The short answer is this: yes. Yes, there will always be jobs for architects.
In times of economic crisis like this, it’s easy to panic. You might have heard horror stories of outsourcing, automation and hiring freezes. Maybe you’re reluctant to go after your dream of becoming an architect for fear that the jobs might disappear completely.
Take a few deep breaths. Architectural jobs aren’t going anywhere.
The most obvious reason for this is that we’re always going to need buildings. Turn on the news; the world population is booming, and all those new people need homes, schools, offices, hospitals and all the other sorts of buildings people occupy in their daily lives. The American population is aging? That means there are vacation homes and retirement communities to design and more jobs for architects. There’s an increase in global immigration? That means more cultural and religious buildings are needed, which means even more jobs for architects. Human life takes place in buildings, and every social shift brings with it a need for new structures designed by architects.
Even without social factors at play, old buildings are constantly being demolished to make way for new ones. Even sturdy existing buildings are being constantly renovated or expanded, and those processes mean architects must be called in. Human beings as a species aren’t about to abandon our comfortable indoor lives and return to our hunting and gathering ways, which means the need for architects will always be there. The United States Bureau of Labor Statistics agrees; between the years 2010 and 2020, architectural jobs are predicted to grow by 24%, much faster than the overall growth average of 14%. Far from disappearing, the field is actually expanding at a staggering rate.

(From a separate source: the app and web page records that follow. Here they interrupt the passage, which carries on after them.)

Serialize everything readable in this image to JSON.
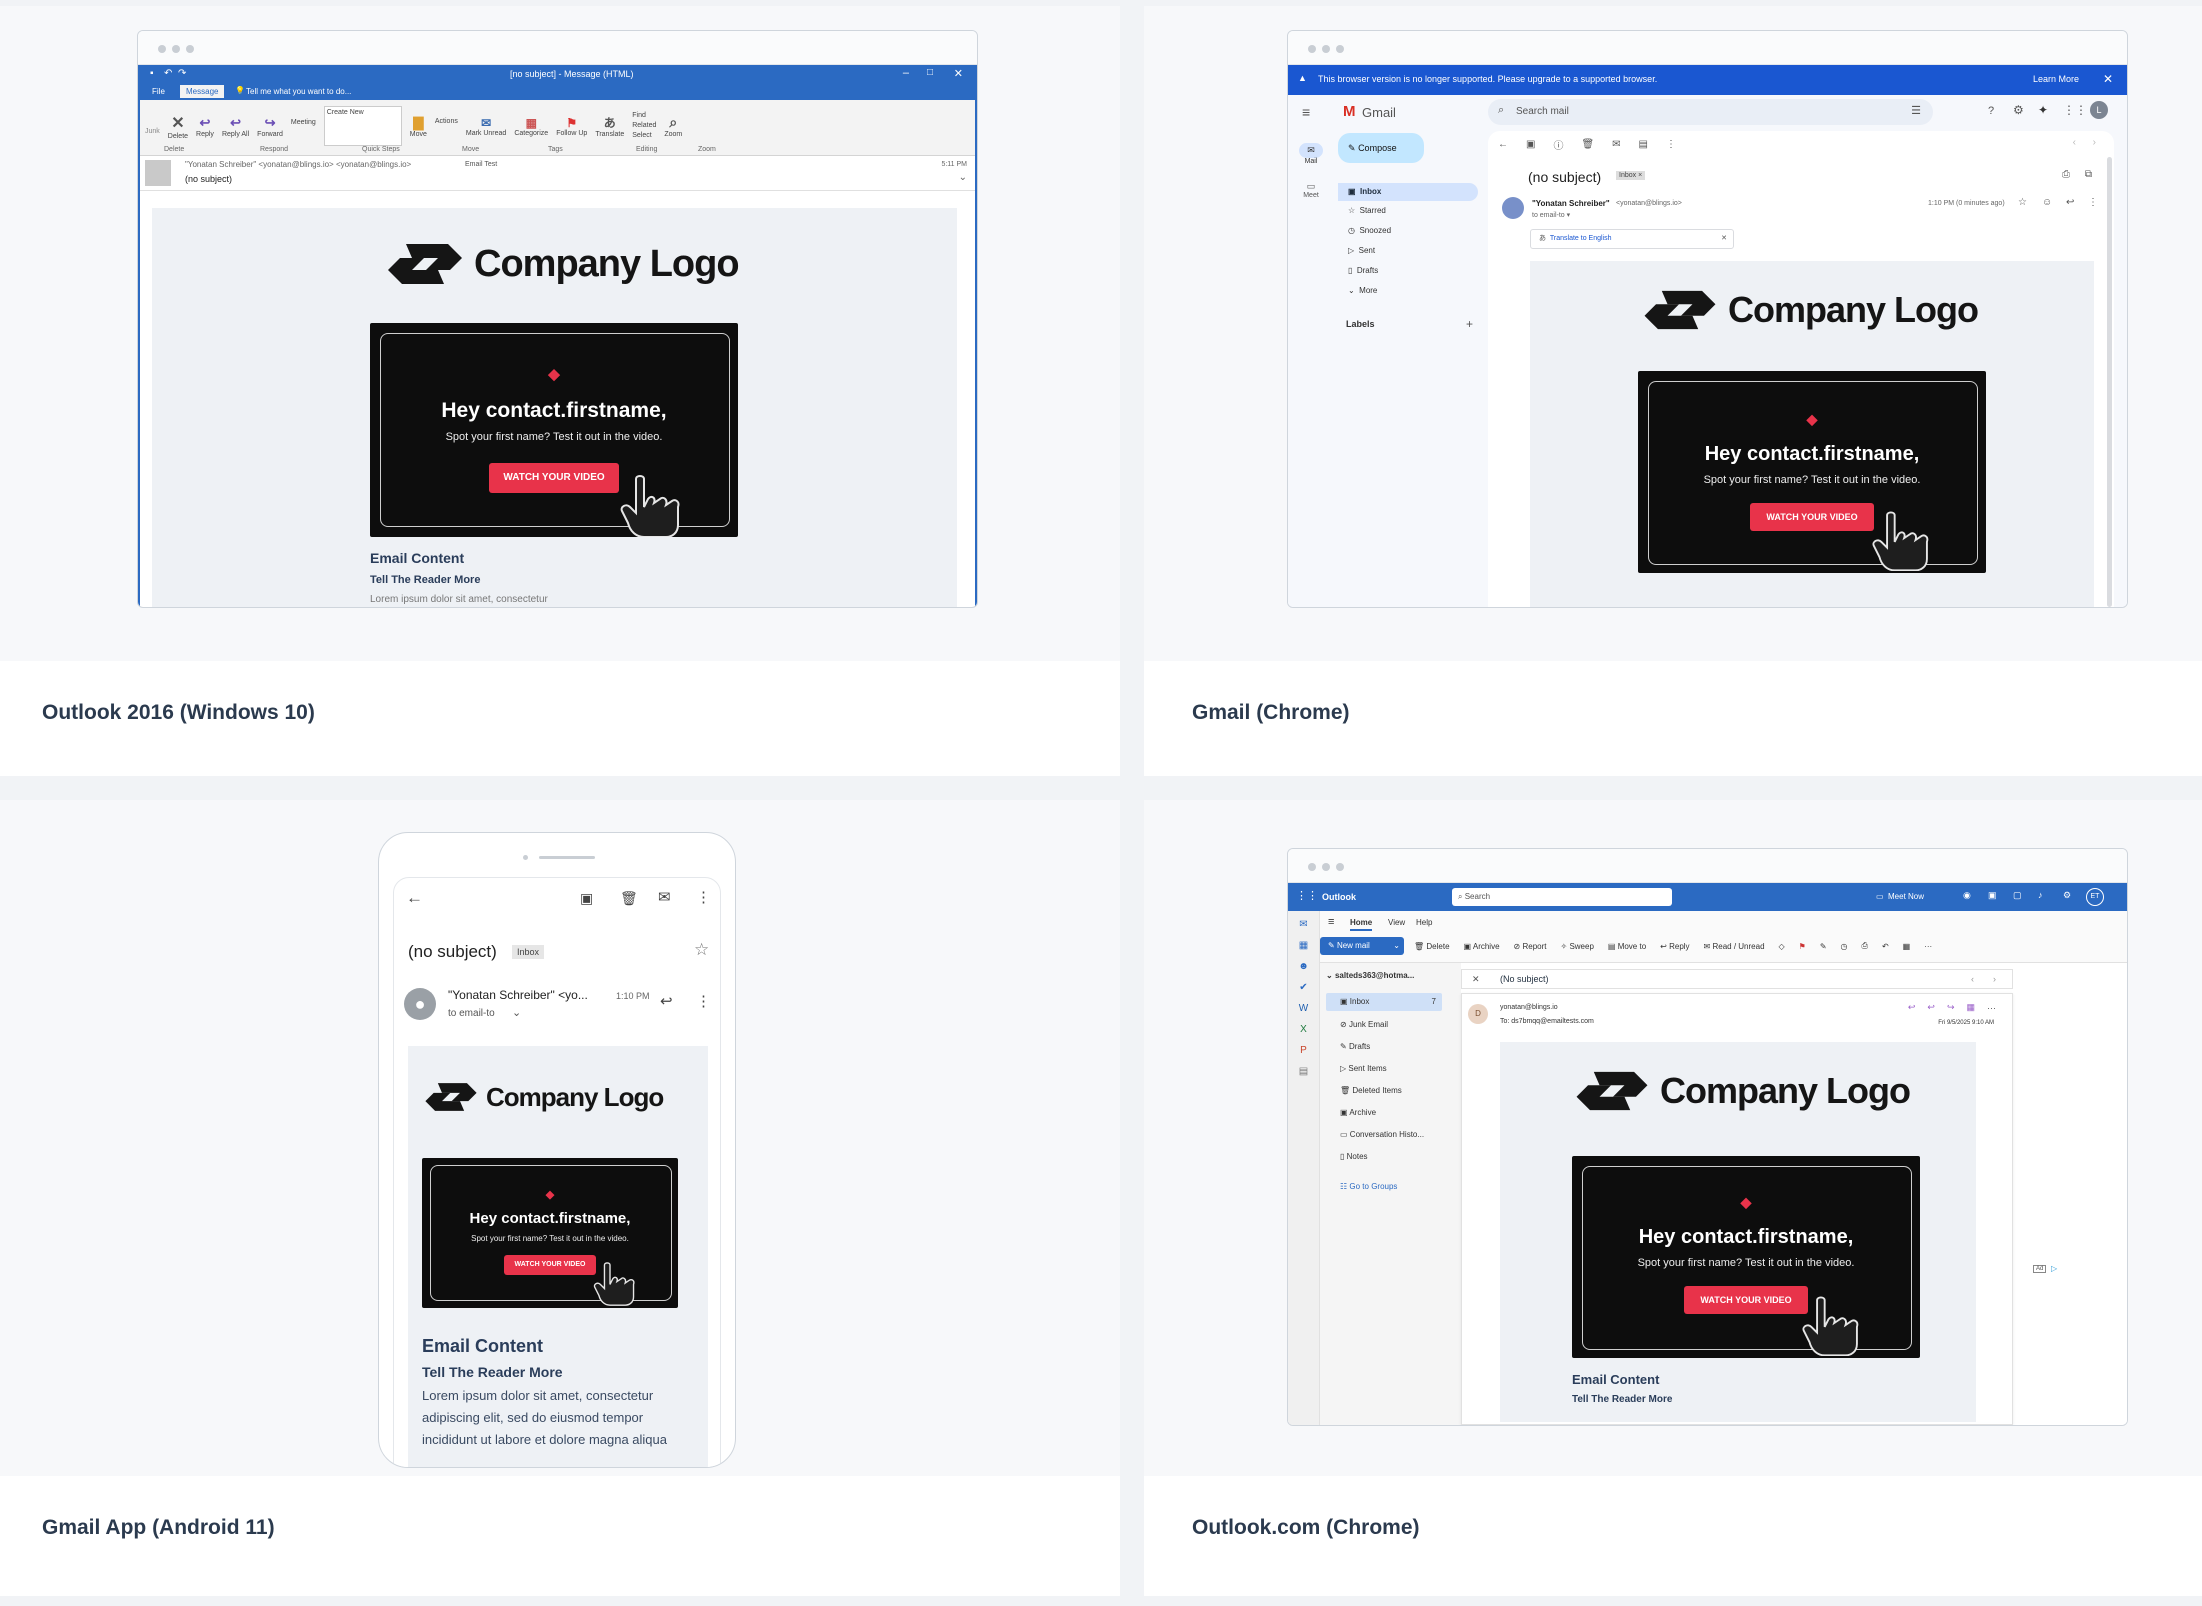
{
  "cards": [
    {
      "caption": "Outlook 2016 (Windows 10)"
    },
    {
      "caption": "Gmail (Chrome)"
    },
    {
      "caption": "Gmail App (Android 11)"
    },
    {
      "caption": "Outlook.com (Chrome)"
    }
  ],
  "email": {
    "logo_text": "Company Logo",
    "video_heading": "Hey contact.firstname,",
    "video_sub": "Spot your first name? Test it out in the video.",
    "video_button": "WATCH YOUR VIDEO",
    "content_title": "Email Content",
    "content_subtitle": "Tell The Reader More",
    "body_text_1": "Lorem ipsum dolor sit amet, consectetur",
    "body_text_2": "adipiscing elit, sed do eiusmod tempor",
    "body_text_3": "incididunt ut labore et dolore magna aliqua"
  },
  "outlook2016": {
    "title": "[no subject] - Message (HTML)",
    "tabs": [
      "File",
      "Message"
    ],
    "tell_me": "Tell me what you want to do...",
    "ribbon": [
      "Junk",
      "Delete",
      "Reply",
      "Reply All",
      "Forward",
      "Meeting",
      "More",
      "Create New",
      "Move",
      "Actions",
      "Mark Unread",
      "Categorize",
      "Follow Up",
      "Translate",
      "Find",
      "Related",
      "Select",
      "Zoom"
    ],
    "groups": [
      "Delete",
      "Respond",
      "Quick Steps",
      "Move",
      "Tags",
      "Editing",
      "Zoom"
    ],
    "sender": "\"Yonatan Schreiber\" <yonatan@blings.io> <yonatan@blings.io>",
    "label": "Email Test",
    "subject": "(no subject)",
    "time": "5:11 PM"
  },
  "gmail": {
    "banner": "This browser version is no longer supported. Please upgrade to a supported browser.",
    "learn_more": "Learn More",
    "brand": "Gmail",
    "search_placeholder": "Search mail",
    "compose": "Compose",
    "rail": [
      "Mail",
      "Meet"
    ],
    "folders": [
      "Inbox",
      "Starred",
      "Snoozed",
      "Sent",
      "Drafts",
      "More"
    ],
    "labels": "Labels",
    "subject": "(no subject)",
    "inbox_chip": "Inbox ×",
    "sender": "\"Yonatan Schreiber\"",
    "sender_email": "<yonatan@blings.io>",
    "to": "to email-to ▾",
    "time": "1:10 PM (0 minutes ago)",
    "translate": "Translate to English"
  },
  "android": {
    "subject": "(no subject)",
    "chip": "Inbox",
    "sender": "\"Yonatan Schreiber\" <yo...",
    "time": "1:10 PM",
    "to": "to email-to"
  },
  "outlookcom": {
    "brand": "Outlook",
    "search": "Search",
    "meet_now": "Meet Now",
    "menu_tabs": [
      "Home",
      "View",
      "Help"
    ],
    "new_mail": "New mail",
    "toolbar": [
      "Delete",
      "Archive",
      "Report",
      "Sweep",
      "Move to",
      "Reply",
      "Read / Unread"
    ],
    "account": "salteds363@hotma...",
    "folders": [
      "Inbox",
      "Junk Email",
      "Drafts",
      "Sent Items",
      "Deleted Items",
      "Archive",
      "Conversation Histo...",
      "Notes"
    ],
    "inbox_count": "7",
    "groups_link": "Go to Groups",
    "subject": "(No subject)",
    "from": "yonatan@blings.io",
    "to": "To: ds7bmqq@emailtests.com",
    "date": "Fri 9/5/2025 9:10 AM",
    "avatar": "D",
    "ad": "Ad"
  },
  "colors": {
    "outlook_blue": "#2b6ac2",
    "gmail_banner": "#1a57d1",
    "cta_red": "#e8334a",
    "email_bg": "#eef1f5",
    "caption_text": "#2b3a4e"
  }
}
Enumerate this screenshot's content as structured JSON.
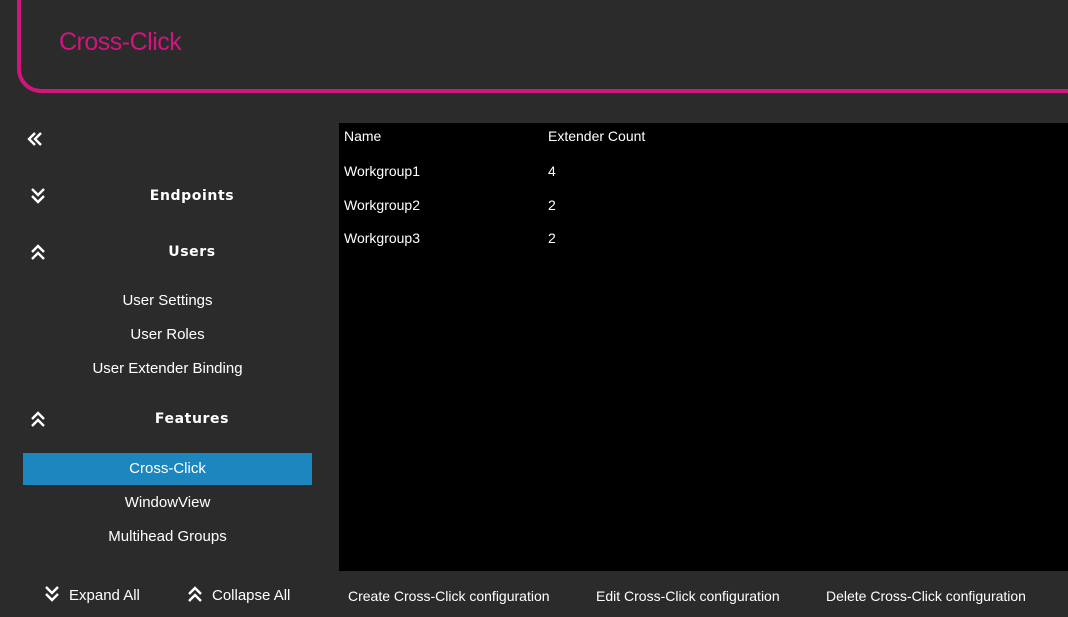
{
  "header": {
    "title": "Cross-Click"
  },
  "sidebar": {
    "collapse_icon": "double-chevron-left-icon",
    "sections": {
      "endpoints": {
        "label": "Endpoints",
        "state": "collapsed"
      },
      "users": {
        "label": "Users",
        "state": "expanded",
        "items": [
          "User Settings",
          "User Roles",
          "User Extender Binding"
        ]
      },
      "features": {
        "label": "Features",
        "state": "expanded",
        "items": [
          "Cross-Click",
          "WindowView",
          "Multihead Groups"
        ],
        "selected": "Cross-Click"
      }
    },
    "expand_all_label": "Expand All",
    "collapse_all_label": "Collapse All"
  },
  "table": {
    "columns": [
      "Name",
      "Extender Count"
    ],
    "rows": [
      {
        "name": "Workgroup1",
        "count": "4"
      },
      {
        "name": "Workgroup2",
        "count": "2"
      },
      {
        "name": "Workgroup3",
        "count": "2"
      }
    ]
  },
  "actions": {
    "create": "Create Cross-Click configuration",
    "edit": "Edit Cross-Click configuration",
    "delete": "Delete Cross-Click configuration"
  },
  "colors": {
    "accent": "#d3147d",
    "selection": "#1c87bf",
    "background": "#2b2b2b",
    "table_background": "#000000"
  }
}
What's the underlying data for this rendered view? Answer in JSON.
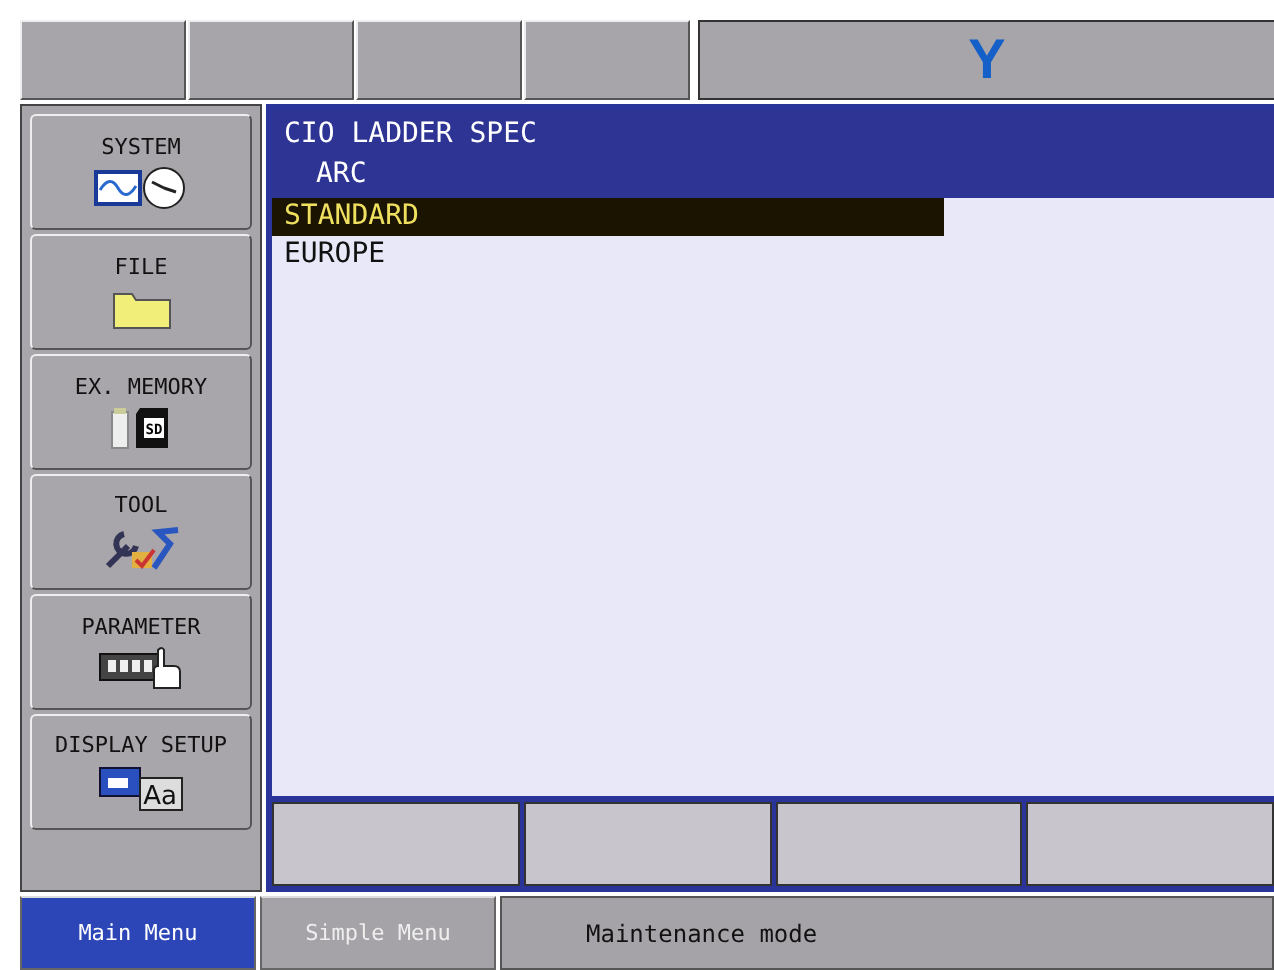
{
  "header": {
    "logo": "Y"
  },
  "side_menu": [
    {
      "label": "SYSTEM",
      "kind": "system"
    },
    {
      "label": "FILE",
      "kind": "file"
    },
    {
      "label": "EX. MEMORY",
      "kind": "memory",
      "icon_text": "SD"
    },
    {
      "label": "TOOL",
      "kind": "tool"
    },
    {
      "label": "PARAMETER",
      "kind": "parameter"
    },
    {
      "label": "DISPLAY SETUP",
      "kind": "display",
      "icon_text": "Aa"
    }
  ],
  "panel": {
    "title": "CIO LADDER SPEC",
    "subtitle": "ARC",
    "items": [
      {
        "label": "STANDARD",
        "selected": true
      },
      {
        "label": "EUROPE",
        "selected": false
      }
    ]
  },
  "bottom_tabs": [
    {
      "label": "Main Menu",
      "selected": true
    },
    {
      "label": "Simple Menu",
      "selected": false
    }
  ],
  "status": "Maintenance mode"
}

But maybe you’re worried about automation. Won’t computers and software take over the design process entirely, making human architects obsolete? You needn’t worry. Computers are a tool for architects, and a very useful tool at that, but there’s no danger of them usurping their masters. A computer does exactly what its name says: it computes. It can calculate load bearing and pipe placement and window dimensions, but no client can type in ‘design me something with a Renaissance feel to it’ and expect to be given a design with that special flair inspired by ornate archways and domed rooftops. Architecture is as much a feat of art is it is one of science or engineering, and that artistic nature means jobs will always be placed in flesh-and-blood hands, not digital ones.
So breathe a sigh of relief and go back to your drafting. Will there always be jobs for architects? There certainly will be, and one might even be yours.